Interface dataset entries

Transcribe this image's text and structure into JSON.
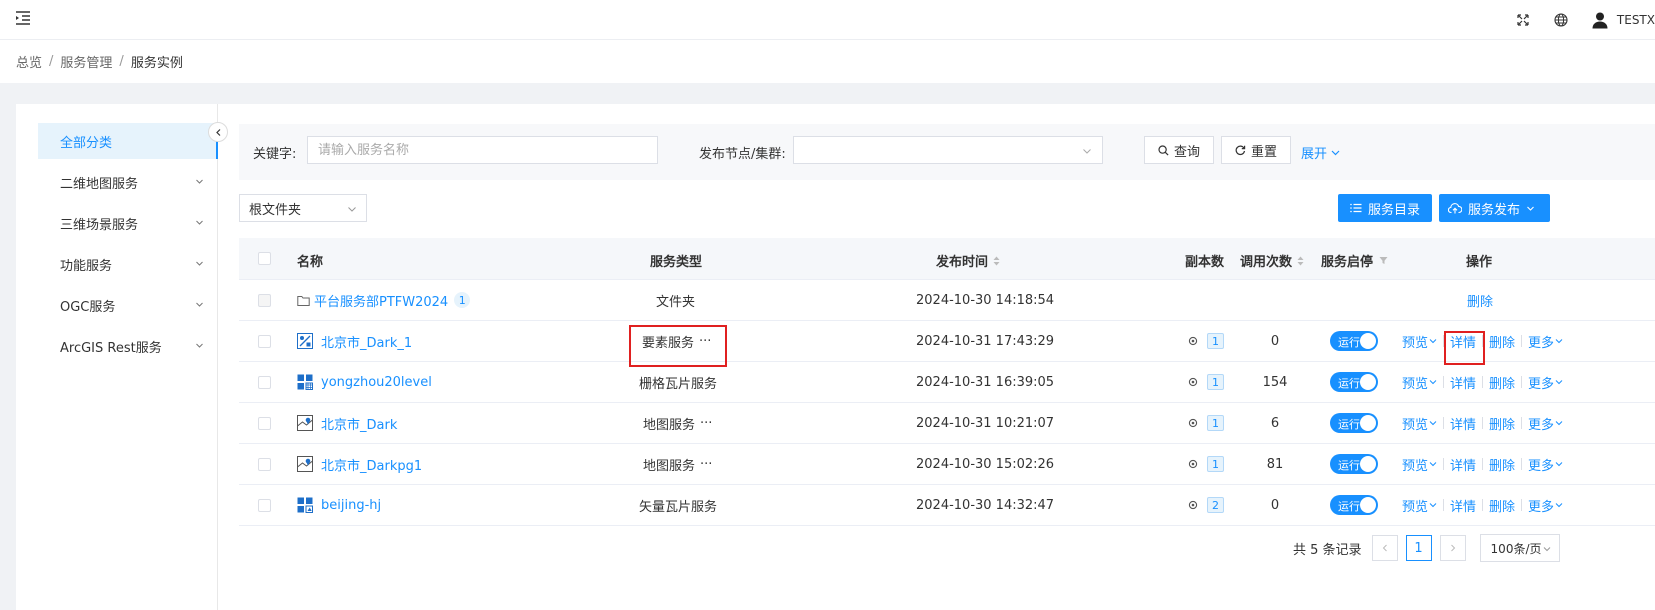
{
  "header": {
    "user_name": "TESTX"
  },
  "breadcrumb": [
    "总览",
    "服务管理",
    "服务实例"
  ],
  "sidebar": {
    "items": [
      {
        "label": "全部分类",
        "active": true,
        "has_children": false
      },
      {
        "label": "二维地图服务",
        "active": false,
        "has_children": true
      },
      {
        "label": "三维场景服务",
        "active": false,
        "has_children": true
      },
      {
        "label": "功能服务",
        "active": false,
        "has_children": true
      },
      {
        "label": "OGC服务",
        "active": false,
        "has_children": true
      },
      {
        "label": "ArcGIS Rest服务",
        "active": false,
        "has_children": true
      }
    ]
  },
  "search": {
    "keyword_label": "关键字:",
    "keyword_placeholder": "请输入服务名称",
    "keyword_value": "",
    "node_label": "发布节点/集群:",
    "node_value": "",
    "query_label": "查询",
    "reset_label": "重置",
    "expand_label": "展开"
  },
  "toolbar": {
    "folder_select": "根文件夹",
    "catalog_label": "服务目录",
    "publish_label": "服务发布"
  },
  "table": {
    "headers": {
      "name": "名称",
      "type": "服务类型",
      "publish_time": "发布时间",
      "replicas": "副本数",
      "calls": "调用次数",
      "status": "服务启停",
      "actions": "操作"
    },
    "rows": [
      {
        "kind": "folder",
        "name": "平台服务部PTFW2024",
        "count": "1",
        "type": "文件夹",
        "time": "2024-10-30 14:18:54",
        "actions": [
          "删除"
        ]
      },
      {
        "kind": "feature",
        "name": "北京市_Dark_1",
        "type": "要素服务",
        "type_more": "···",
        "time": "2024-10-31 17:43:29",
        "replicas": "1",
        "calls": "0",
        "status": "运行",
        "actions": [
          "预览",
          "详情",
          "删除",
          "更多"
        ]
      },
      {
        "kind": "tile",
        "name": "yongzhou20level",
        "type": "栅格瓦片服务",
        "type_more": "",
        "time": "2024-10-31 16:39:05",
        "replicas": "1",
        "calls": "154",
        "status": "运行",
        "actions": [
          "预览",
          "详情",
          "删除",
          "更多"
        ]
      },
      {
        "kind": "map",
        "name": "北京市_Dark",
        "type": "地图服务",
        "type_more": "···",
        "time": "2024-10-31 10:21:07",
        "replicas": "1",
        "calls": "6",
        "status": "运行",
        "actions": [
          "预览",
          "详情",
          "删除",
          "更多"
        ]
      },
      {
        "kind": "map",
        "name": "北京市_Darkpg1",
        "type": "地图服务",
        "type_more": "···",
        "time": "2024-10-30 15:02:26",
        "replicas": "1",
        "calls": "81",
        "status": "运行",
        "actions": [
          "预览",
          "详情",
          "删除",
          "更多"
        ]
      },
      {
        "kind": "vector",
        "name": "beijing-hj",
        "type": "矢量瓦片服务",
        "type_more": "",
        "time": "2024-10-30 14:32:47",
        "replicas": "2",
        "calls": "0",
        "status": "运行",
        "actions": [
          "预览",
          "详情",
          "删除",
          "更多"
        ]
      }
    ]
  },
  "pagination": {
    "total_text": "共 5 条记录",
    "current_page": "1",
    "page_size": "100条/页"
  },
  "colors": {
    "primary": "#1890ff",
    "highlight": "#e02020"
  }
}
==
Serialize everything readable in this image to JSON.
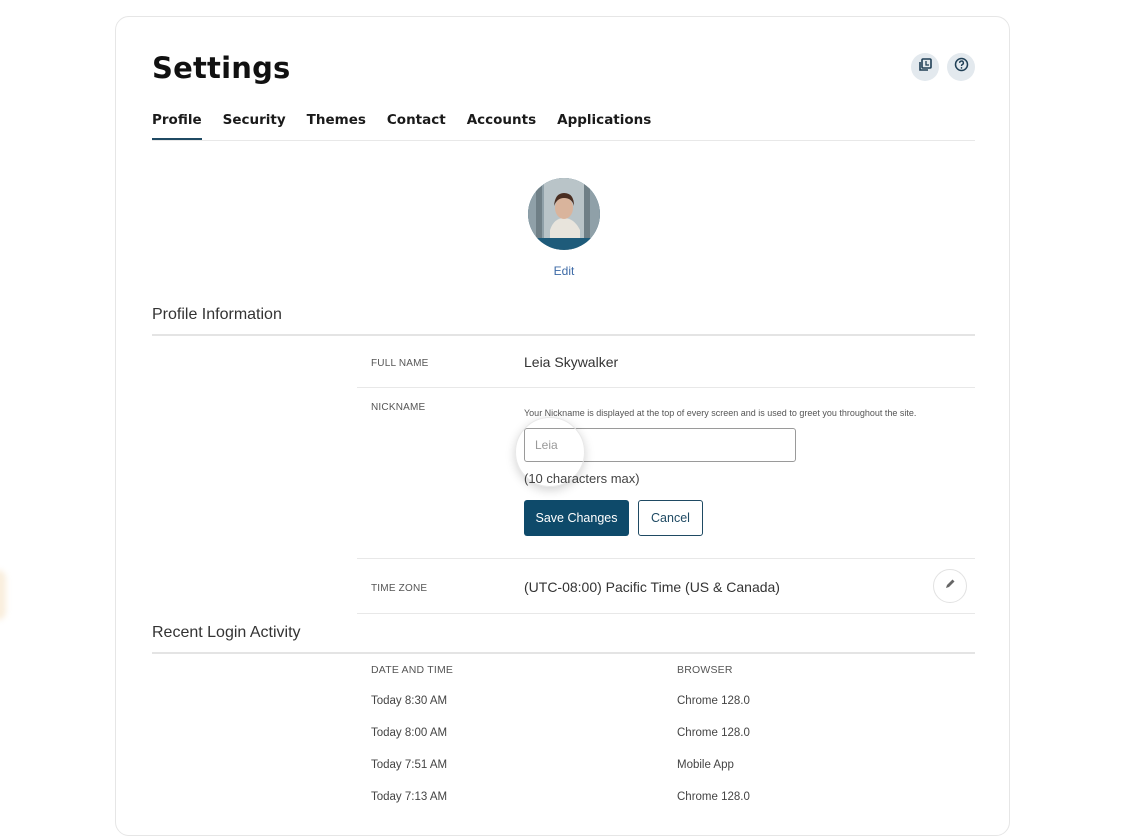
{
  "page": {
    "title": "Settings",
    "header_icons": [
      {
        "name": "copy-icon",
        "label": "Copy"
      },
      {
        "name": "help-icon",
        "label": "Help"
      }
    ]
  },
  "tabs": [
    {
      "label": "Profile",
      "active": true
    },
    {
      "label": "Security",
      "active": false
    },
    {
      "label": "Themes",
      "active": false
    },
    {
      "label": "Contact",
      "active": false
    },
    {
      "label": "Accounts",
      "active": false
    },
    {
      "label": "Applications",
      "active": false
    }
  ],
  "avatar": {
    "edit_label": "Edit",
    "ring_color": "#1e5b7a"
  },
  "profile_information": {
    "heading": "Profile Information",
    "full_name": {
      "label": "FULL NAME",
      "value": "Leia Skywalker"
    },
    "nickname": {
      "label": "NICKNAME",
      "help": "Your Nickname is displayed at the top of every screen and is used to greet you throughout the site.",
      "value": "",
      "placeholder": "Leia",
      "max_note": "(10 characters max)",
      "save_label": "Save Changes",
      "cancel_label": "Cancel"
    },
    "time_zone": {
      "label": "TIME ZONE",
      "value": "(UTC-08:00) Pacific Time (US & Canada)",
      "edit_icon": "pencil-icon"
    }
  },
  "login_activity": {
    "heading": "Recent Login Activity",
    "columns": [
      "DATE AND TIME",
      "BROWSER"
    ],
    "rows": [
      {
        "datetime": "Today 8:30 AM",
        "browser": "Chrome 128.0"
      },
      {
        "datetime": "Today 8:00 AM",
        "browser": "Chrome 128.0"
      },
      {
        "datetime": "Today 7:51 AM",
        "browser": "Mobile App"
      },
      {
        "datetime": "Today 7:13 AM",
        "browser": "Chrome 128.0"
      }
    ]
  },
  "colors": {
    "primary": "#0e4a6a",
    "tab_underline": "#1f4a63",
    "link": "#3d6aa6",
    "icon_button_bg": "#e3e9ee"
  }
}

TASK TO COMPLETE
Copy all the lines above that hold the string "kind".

TASK RESPONSE
        "kind": "folder",
        "kind": "feature",
        "kind": "tile",
        "kind": "map",
        "kind": "map",
        "kind": "vector",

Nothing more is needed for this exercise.